The average investment is about $300,000, with an even split among individual and institutional investors, he said, adding that institutional investors were largely personal foundations or established foundations.

The United Kingdom launched the first Social Impact Bond several years ago and since then there have been about 20 globally but only one in the United States, according to Palandjian. This transaction is the first state-led SIB but also the largest capital raise globally to date.

Based on the number of active and expected government procurements and the average contract size, Palandjian said the market has been estimated by experts to be $300 million during the next five years.

The U.K. social bond ended up with a 15-percent reduction in recidivism rates among participants while at the same time overall rates were up 3 percent, so it was a 20-percent improvement compared to the control group. If that trend continues, Bugg-Levine said investors will be paid back with a profit.

There’s quite a bit of momentum in the world for SIBs, with nearly two dozen in the U.K., in addition to the first in Holland, Australia and Israel. New York State could have three or four more deals this year, Bugg-Levine said.

NFF announced that, with the help of $2.5 million from The James Irvine Foundation, three to eight leaders in California will be selected to help incubate and develop potential SIB deals in the Golden State. They will form an active learning group and have opportunities to share experiences, challenges and results with the goal of further testing the concept and expediting additional agreements.

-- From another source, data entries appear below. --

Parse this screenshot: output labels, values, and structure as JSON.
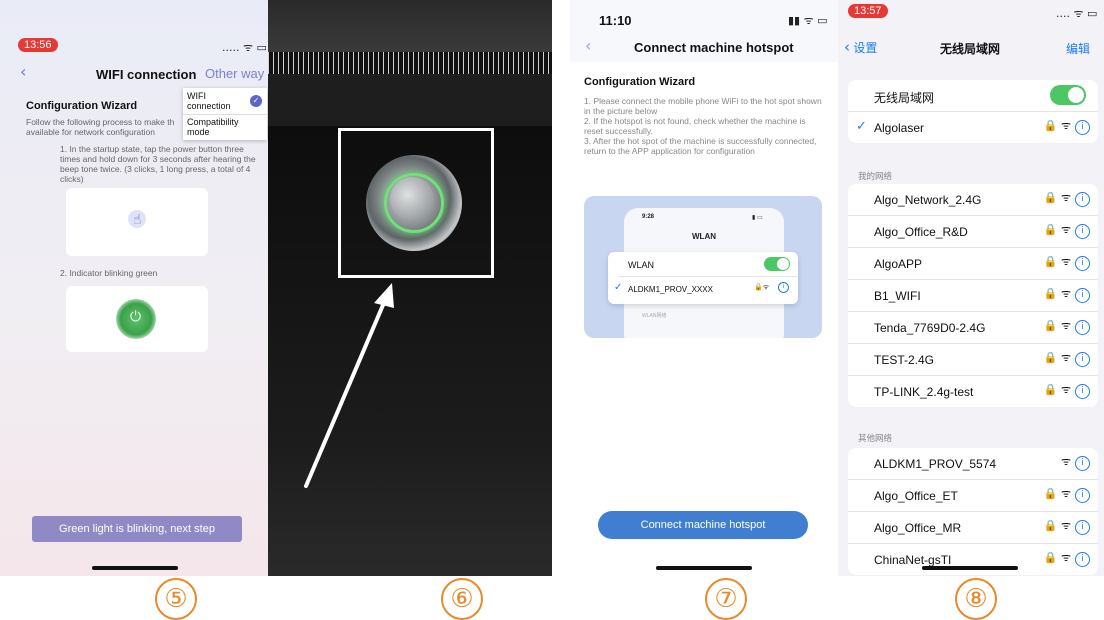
{
  "panel1": {
    "time": "13:56",
    "status": "..... ᯤ ▭",
    "back": "‹",
    "title": "WIFI connection",
    "other": "Other way",
    "menu": {
      "item1": "WIFI connection",
      "item2": "Compatibility mode"
    },
    "wizard_title": "Configuration Wizard",
    "intro": "Follow the following process to make th",
    "intro2": "available for network configuration",
    "step1": "1. In the startup state, tap the power button three times and hold down for 3 seconds after hearing the beep tone twice. (3 clicks, 1 long press, a total of 4 clicks)",
    "step2": "2. Indicator blinking green",
    "button": "Green light is blinking, next step",
    "badge": "⑤"
  },
  "panel2": {
    "badge": "⑥"
  },
  "panel3": {
    "time": "11:10",
    "back": "‹",
    "title": "Connect machine hotspot",
    "wizard_title": "Configuration Wizard",
    "steps": "1. Please connect the mobile phone WiFi to the hot spot shown in the picture below\n2. If the hotspot is not found, check whether the machine is reset successfully.\n3. After the hot spot of the machine is successfully connected, return to the APP application for configuration",
    "mock_time": "9:28",
    "mock_title": "WLAN",
    "mock_wlan": "WLAN",
    "mock_net": "ALDKM1_PROV_XXXX",
    "mock_section": "WLAN网络",
    "button": "Connect machine hotspot",
    "badge": "⑦"
  },
  "panel4": {
    "time": "13:57",
    "back": "设置",
    "title": "无线局域网",
    "edit": "编辑",
    "wlan_label": "无线局域网",
    "connected": "Algolaser",
    "my_networks_label": "我的网络",
    "my_networks": [
      "Algo_Network_2.4G",
      "Algo_Office_R&D",
      "AlgoAPP",
      "B1_WIFI",
      "Tenda_7769D0-2.4G",
      "TEST-2.4G",
      "TP-LINK_2.4g-test"
    ],
    "other_networks_label": "其他网络",
    "other_networks": [
      "ALDKM1_PROV_5574",
      "Algo_Office_ET",
      "Algo_Office_MR",
      "ChinaNet-gsTI"
    ],
    "badge": "⑧"
  }
}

The effort aims to locate at least three projects that are furthest along in the process, according to Jessica LaBarbera, director, strategic innovation, adding that the goal would be to get two or three projects to completion in the next two years. The majority of work will be to assess the viability of potential projects, providing technical assistance and connecting people, while also examining data and cost-benefit analysis to determine if significant populations are reached and savings generated.

“The money we do have available in government and philanthropy, a lot of people are interested in seeing how that money can be spent on things that are proven,” Bugg-Levine said.

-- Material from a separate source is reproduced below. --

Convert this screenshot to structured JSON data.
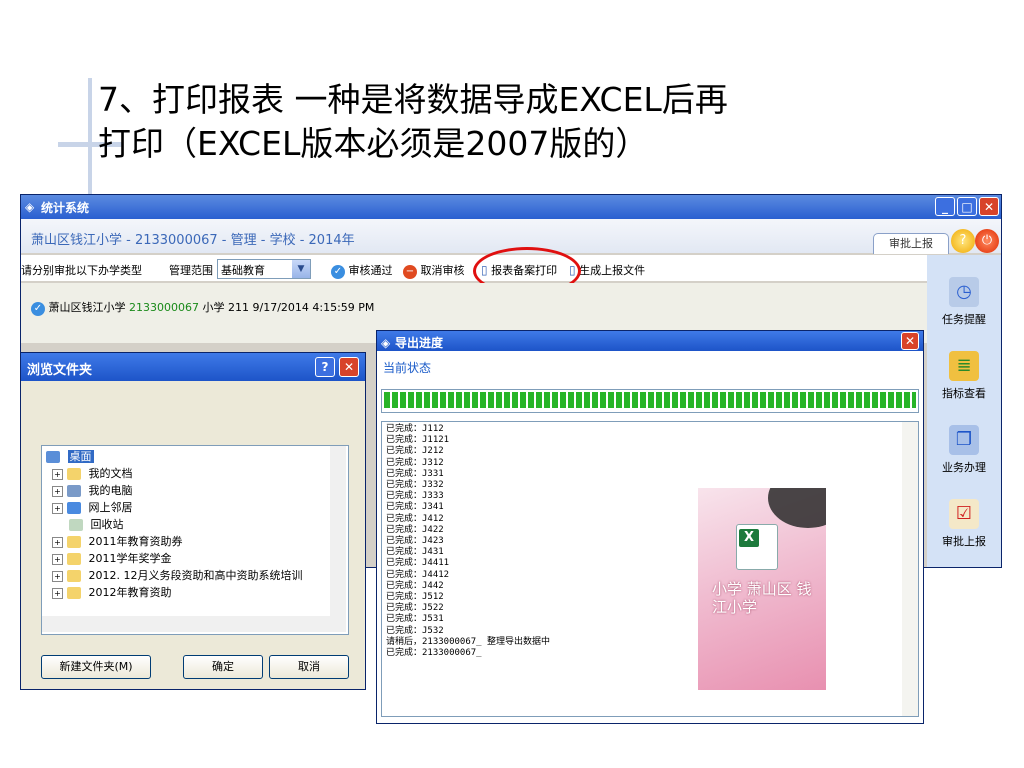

Politically, it’s difficult to fund programs that address issues such as prisoner recidivism, he said. Until a track record is established, private investors have an important role to take that risk and step in. That shifting of risk can change the political conversation away from special treatment for prisoners, or some other group, to investing in saving money, he said. “At the end of the day, it’s much easier to fund programs directly by government if government is willing to do so,” Bugg-Levine said.

“It’ll be interesting to see how it plays out,” said Phil Buchanan, executive director of the Cambridge, Mass.-based Center for Effective Philanthropy (CEP). “We should watch these early experiments and see how it works before we hail this as the answer to all our problems – but that’s the way I feel about everything.” There’s a tendency, he said, to think that there’s this new “shiny thing that unlocks” social problems. “It isn’t going to be the panacea for everything.”

Buchanan is a little wary about the involvement of firms such as Bank of American and Goldman Sachs, which invested in New York City’s first SIB, around juvenile justice recidivism.

“I’m not sure that taxpayers necessarily want to be contributing to Bank of America’s profitability,” Buchanan said, questioning whether it might be better off if Bank of America’s foundation made SIBs a priority instead of the for-profit bank.  E